Minutes of an Nphet meeting on December 10 report that the group “expressed concern and sought clarity” as to why mass testing was not being carried out in all hospitals where outbreaks had been detected.
Nphet noted the “criteria for mass testing had previously been identified and agreed”.
The HSE respond saying it seeks advice from “local public health departments” when there is an outbreak in a hospital and then decides whether or not to “engage in mass testing”.
It said outbreak management is carried out between local hospital management with “involvement by the central executive where necessary”.
On that date in December there were 52 open clusters associated with 21 acute hospitals. Approximately 1,000 cases were linked to these outbreaks with 48pc related to healthcare workers. There had been 63 deaths linked to these outbreaks.
In the first week of January, there were 158 outbreaks in hospitals. This brought the total to 1,819 confirmed Covid-19 cases in hospitals, of those 37 were admitted to ICU and 147died.
Nphet suggested that the HSE establish a national outbreak control team to “ensure consistency of approach nationally to addressing hospital outbreaks and engaging in mass testing”.
Nphet acknowledged the “significant contribution” of the Antimicrobial Resistance and Infection Control (AMRIC) Oversight Group in controlling hospital outbreaks and said it should work alongside the proposed national outbreak control team.
It was also requested that the new outbreak team report regularly to Nphet.

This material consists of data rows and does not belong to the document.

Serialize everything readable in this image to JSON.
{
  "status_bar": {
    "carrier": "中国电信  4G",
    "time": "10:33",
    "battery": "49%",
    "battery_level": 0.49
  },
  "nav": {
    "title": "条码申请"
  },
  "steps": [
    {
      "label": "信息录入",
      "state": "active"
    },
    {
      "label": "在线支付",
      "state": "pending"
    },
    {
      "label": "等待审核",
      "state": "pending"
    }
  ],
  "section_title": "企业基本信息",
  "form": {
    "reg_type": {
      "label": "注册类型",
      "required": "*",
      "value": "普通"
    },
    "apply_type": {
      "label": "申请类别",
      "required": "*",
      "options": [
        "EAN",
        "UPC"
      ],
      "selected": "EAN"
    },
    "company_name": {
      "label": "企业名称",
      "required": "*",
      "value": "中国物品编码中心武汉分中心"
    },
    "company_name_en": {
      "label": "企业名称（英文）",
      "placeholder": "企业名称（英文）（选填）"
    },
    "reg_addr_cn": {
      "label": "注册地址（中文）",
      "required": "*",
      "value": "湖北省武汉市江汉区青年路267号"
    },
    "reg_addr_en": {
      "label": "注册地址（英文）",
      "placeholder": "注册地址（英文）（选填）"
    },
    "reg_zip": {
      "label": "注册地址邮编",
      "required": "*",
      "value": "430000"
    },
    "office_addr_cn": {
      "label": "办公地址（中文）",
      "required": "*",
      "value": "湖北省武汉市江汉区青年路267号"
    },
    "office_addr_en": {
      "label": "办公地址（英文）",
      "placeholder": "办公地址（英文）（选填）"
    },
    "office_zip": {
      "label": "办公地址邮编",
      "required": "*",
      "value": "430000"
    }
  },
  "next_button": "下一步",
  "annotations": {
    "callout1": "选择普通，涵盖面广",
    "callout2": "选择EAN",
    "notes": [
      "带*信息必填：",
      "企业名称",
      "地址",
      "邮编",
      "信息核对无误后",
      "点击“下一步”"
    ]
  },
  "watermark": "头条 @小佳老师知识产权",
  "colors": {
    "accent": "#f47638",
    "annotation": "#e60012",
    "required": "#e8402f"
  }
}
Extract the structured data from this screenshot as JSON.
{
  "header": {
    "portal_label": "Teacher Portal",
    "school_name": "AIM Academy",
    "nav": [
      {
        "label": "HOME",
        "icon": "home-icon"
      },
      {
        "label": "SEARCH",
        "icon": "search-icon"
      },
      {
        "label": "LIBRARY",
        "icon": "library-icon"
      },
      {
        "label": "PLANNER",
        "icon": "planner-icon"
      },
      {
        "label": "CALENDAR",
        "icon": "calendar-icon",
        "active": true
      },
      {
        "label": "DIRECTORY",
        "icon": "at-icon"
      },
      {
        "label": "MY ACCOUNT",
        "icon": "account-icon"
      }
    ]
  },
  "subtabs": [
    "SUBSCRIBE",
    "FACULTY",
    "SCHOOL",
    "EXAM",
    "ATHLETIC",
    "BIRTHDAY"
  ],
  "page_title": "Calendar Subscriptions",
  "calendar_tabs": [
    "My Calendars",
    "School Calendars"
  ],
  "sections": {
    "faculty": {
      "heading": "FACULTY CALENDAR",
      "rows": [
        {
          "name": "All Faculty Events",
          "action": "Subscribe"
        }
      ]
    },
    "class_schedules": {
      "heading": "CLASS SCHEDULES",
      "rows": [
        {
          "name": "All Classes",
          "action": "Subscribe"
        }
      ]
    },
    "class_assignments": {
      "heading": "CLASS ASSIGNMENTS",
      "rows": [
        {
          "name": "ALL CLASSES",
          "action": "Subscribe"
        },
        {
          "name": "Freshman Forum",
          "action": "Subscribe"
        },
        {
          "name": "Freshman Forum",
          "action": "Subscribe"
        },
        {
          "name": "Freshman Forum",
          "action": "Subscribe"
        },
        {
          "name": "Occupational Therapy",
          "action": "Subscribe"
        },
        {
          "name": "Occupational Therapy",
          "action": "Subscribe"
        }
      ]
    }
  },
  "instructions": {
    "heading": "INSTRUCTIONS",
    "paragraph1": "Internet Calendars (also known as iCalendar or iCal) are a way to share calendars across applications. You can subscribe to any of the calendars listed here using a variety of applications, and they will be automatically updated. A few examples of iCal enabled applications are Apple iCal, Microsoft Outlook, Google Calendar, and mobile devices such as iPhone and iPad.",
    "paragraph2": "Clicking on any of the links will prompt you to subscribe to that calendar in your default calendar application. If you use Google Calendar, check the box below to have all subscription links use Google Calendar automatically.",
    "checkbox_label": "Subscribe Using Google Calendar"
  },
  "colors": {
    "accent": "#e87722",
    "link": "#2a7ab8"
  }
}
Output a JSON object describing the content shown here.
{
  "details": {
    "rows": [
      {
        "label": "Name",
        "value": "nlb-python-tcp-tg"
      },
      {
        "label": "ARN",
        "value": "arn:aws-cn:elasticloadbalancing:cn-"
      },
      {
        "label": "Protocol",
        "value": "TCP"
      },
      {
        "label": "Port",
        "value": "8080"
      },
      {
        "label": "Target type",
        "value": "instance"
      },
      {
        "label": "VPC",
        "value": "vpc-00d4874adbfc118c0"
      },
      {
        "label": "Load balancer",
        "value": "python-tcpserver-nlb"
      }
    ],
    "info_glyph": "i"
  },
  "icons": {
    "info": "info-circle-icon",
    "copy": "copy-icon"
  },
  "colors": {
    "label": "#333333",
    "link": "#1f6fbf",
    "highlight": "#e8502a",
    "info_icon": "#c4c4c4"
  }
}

At meeting a week earlier, Mr Holohan is reported to have “voiced his concern about the speed of outbreak detection and response in acute settings”.
“The chair also posed the question whether a national outbreak control team has been established and if not, the reasons why?” the minutes of the meeting said.
The HSE responded saying one of the “core challenges” facing hospitals was how best to isolate the virus quickly when detected.
“The HSE pointed to some areas in need of improvement in hospital infrastructure and isolation capacity. While some facilities are well-equipped to deal with isolation requirements along with occupational health needs, there are other hospitals that are not. These deficiencies have been exacerbated by the pandemic,” the minutes said.
The HSE highlighted issues with the coordination of information as well as unfilled senior clinical vacancies within Departments of Public Health as factors influencing the speed of response.
It also noted there had been difficulties caused by “deficiencies in the current IT infrastructure”.
“The HSE explained that while Public Health staff are present to offer advice and help with decisions, they do not lead the response in facilities. The primary decision-making role rests with the hospitals themselves, who then choose the extent to which they follow Public Health direction,” the minutes said.
Separately, the HSE “voiced its concern” that many student nurses, who were on placement in acute hospitals, were working in nursing homes at weekends.
They said this movement of student nurses may be “exacerbating transmission in these environments”. It suggested that guidance should be developed to address the issue.
The Department of Health said it was difficult to ask student nurses not to work at the weekends as “it is often their only source of income”.
Nphet also discussed the “relatively high incidence rate” of Covid-19 amongst members of the Travelling Community. They said it is linked to several factors including the gathering of families ahead of Christmas, international travel, and the high number of weddings occurring.
Source: Irish News